» WHAT TO DO:
Go over the entries below line by line, copying each one that contains the word "with".

[MATERIAL FOR THIS TASK]

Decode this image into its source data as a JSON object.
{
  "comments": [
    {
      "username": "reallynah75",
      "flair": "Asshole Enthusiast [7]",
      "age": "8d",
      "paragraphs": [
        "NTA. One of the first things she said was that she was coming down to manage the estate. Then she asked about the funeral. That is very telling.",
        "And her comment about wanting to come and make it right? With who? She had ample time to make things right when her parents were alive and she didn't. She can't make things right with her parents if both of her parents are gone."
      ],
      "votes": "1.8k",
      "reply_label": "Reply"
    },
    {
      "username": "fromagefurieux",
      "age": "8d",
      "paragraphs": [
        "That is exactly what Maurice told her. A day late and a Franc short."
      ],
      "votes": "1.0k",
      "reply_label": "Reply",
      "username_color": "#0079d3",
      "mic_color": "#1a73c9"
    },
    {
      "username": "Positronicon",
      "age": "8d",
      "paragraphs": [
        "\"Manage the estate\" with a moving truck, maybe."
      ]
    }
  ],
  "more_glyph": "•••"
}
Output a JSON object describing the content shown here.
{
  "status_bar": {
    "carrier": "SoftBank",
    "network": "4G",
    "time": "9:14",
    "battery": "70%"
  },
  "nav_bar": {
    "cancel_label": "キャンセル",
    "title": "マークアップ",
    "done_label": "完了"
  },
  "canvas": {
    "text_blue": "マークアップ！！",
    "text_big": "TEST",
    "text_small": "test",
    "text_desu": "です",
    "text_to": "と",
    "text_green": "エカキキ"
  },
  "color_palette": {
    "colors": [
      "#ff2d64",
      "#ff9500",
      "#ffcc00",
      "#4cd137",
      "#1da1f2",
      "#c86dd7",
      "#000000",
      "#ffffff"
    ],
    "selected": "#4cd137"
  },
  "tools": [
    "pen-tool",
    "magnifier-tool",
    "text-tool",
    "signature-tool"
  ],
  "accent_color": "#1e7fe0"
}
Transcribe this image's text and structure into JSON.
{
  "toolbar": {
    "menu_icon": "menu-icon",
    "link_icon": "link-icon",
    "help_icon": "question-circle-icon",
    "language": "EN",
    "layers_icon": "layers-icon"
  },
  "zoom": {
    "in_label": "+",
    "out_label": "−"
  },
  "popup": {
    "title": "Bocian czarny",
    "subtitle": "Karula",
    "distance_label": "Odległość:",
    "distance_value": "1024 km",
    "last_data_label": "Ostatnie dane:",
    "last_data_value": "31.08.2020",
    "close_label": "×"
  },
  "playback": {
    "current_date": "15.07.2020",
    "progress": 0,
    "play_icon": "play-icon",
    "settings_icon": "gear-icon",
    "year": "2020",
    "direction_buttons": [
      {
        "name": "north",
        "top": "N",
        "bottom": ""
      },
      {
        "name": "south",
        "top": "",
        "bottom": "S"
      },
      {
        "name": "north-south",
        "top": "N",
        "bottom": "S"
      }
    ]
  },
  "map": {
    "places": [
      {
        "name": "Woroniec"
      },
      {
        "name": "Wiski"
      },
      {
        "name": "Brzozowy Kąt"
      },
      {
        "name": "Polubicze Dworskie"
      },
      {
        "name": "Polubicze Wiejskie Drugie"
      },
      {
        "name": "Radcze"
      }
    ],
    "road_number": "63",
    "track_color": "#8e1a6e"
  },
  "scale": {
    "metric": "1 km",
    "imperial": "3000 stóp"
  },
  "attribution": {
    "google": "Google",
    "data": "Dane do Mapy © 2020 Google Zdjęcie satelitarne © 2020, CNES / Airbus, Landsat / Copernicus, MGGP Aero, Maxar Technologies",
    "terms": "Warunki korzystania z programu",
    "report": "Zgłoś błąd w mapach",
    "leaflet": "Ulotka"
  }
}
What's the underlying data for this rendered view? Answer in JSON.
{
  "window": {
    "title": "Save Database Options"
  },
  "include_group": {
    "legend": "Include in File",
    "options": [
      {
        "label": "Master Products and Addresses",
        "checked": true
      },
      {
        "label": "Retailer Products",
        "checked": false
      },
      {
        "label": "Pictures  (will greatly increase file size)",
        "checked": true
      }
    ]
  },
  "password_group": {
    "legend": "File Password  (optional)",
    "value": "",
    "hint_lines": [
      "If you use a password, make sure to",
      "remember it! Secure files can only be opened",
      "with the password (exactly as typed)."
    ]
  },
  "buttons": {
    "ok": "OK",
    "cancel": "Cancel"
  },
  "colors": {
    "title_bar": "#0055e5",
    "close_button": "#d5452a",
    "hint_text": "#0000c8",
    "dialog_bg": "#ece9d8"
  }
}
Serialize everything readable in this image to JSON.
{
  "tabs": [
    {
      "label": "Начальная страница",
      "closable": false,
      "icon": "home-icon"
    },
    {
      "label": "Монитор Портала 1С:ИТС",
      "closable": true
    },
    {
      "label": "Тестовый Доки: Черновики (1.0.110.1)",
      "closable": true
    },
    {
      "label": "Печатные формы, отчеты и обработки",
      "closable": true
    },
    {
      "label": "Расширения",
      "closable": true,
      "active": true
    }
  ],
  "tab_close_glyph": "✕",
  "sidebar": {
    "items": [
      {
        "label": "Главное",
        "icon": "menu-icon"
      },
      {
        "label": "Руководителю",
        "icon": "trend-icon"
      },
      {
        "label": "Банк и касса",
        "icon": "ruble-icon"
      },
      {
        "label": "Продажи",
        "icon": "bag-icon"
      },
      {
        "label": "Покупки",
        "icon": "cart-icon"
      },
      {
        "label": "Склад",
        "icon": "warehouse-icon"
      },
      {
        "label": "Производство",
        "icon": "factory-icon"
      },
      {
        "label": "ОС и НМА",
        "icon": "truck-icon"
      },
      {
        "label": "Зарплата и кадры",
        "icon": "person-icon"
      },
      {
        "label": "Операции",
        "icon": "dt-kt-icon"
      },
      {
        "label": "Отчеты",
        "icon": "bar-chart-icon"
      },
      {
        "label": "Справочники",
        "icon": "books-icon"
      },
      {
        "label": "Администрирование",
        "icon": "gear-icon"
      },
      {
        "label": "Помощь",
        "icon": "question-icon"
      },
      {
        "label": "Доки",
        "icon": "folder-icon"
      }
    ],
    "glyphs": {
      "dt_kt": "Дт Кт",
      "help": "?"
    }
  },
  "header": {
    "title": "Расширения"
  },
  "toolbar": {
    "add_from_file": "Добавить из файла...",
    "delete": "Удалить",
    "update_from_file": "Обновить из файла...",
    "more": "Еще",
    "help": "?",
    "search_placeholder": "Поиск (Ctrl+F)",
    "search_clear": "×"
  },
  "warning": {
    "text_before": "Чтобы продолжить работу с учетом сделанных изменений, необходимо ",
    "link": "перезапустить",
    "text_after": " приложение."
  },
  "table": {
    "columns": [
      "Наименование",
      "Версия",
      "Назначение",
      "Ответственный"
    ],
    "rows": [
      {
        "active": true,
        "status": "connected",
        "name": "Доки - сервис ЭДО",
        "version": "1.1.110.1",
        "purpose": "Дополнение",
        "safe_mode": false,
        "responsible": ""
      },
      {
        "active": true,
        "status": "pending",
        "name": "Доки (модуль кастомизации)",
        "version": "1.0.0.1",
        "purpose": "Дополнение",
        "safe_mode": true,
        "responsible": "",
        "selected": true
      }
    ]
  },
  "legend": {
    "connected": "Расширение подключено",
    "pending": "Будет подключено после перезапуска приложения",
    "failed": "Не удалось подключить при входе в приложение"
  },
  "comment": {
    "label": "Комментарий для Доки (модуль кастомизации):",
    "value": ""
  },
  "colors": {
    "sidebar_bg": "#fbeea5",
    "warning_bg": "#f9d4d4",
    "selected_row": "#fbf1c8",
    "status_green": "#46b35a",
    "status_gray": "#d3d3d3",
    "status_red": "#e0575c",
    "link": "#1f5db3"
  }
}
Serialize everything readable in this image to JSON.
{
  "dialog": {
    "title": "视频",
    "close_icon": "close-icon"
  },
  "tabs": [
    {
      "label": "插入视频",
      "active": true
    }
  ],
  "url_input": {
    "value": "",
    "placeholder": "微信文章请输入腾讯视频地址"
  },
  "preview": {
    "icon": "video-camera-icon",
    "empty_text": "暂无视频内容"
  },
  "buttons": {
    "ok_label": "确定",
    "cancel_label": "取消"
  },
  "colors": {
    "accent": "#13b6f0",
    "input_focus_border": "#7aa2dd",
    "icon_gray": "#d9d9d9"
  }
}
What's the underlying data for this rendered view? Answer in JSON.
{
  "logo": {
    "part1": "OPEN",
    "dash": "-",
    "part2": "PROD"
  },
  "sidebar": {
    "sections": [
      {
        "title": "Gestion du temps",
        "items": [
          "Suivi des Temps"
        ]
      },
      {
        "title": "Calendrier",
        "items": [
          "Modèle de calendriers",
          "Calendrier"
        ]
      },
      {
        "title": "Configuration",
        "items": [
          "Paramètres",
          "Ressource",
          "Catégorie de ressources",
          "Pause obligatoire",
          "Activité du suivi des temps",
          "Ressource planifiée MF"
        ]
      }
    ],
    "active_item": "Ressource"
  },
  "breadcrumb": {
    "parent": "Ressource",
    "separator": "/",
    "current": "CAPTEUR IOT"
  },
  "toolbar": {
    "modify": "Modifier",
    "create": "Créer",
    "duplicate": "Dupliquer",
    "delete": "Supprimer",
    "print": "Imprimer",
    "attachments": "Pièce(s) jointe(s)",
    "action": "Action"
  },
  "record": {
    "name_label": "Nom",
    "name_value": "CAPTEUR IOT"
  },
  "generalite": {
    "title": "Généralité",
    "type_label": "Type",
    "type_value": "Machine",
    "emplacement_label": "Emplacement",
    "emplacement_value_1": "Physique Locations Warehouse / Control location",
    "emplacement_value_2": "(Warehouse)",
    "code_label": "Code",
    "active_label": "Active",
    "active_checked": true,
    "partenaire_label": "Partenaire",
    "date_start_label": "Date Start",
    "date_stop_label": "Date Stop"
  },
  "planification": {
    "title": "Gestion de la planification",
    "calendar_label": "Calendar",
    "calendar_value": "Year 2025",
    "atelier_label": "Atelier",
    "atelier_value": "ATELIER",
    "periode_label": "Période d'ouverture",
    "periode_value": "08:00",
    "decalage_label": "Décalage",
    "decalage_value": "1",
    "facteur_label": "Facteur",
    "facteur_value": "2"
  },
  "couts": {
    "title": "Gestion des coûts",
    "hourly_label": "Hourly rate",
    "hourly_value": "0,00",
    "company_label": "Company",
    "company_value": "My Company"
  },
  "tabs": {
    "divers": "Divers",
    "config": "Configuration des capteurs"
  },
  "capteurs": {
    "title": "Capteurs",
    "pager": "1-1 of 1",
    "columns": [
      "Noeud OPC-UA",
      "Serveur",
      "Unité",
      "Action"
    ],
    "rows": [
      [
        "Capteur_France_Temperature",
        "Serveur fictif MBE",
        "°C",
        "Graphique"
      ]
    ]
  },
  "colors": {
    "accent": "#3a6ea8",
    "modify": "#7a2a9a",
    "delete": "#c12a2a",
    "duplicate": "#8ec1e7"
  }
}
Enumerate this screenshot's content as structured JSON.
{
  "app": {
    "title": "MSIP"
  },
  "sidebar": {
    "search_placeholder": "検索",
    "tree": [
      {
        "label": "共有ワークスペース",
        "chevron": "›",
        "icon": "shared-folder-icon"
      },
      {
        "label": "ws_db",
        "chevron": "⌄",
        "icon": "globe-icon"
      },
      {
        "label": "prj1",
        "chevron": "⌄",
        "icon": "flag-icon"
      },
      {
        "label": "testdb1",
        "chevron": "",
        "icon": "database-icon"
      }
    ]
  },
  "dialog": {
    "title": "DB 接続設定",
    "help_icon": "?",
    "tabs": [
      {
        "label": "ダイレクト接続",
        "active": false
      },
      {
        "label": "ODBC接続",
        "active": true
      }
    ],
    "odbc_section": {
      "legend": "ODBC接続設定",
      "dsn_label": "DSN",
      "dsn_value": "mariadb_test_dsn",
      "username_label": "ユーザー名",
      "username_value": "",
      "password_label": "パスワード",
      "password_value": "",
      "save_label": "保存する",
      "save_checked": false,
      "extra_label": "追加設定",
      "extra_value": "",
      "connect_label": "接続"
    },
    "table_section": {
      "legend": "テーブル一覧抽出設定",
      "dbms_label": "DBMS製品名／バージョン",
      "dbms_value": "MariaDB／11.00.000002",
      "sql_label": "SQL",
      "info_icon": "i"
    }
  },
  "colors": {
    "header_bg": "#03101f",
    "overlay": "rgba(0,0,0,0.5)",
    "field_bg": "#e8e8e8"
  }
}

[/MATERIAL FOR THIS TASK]

» SOLUTION:
        "And her comment about wanting to come and make it right? With who? She had ample time to make things right when her parents were alive and she didn't. She can't make things right with her parents if both of her parents are gone."
        "\"Manage the estate\" with a moving truck, maybe."
      "with the password (exactly as typed)."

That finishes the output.